Sorry, no etymologies found.
A to-infinitive has a to, like, I think, German so zu sagen, to coin a phrase.
There are some other verbs which can also be followed by the to-infinitive or gerund with a slight difference in meaning.
However, when the verb is in the continuous form the to-infinitive is preferred: I'm beginning to concentrate now.
After certain verbs which can be followed by to-infinitive or by a noun or pronoun in the accusative plus a to infinitive, that is, the structure can be verb + to-infinitive: I want to go to the pictures, or verb + object + to infinitive: I want him to come with me to the pictures, where HIM act as the subject of the infinitive.

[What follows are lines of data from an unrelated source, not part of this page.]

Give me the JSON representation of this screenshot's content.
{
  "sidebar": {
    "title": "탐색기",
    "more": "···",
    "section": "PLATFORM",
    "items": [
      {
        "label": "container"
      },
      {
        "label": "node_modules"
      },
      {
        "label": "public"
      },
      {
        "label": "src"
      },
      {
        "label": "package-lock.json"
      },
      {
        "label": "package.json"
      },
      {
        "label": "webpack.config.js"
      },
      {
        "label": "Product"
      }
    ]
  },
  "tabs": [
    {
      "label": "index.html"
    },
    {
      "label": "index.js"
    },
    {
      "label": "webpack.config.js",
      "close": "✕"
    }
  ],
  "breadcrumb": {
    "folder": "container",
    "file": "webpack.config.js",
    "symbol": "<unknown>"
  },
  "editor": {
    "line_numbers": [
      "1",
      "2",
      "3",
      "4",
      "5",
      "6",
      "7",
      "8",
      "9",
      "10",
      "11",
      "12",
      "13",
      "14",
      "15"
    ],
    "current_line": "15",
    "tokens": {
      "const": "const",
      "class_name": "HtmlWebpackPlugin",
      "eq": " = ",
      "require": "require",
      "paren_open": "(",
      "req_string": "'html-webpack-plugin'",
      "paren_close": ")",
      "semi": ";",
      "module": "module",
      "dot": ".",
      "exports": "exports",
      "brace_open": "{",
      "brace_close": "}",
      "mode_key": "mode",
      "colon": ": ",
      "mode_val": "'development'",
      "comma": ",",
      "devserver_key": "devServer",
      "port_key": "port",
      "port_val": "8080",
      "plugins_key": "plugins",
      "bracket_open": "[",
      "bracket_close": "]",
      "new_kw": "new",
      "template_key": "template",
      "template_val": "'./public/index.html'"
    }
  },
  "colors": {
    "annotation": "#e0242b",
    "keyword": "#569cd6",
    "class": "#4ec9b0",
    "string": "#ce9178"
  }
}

There are some other verbs which can also be followed by the to-infinitive or gerund, but their meaning change according to whether they are used in one way or another.
There are also a number of independent constructions which also use the to-infinitive: To sum up, To start with, etc. Bare/Plain Infinitive or Infinitive Without to (1)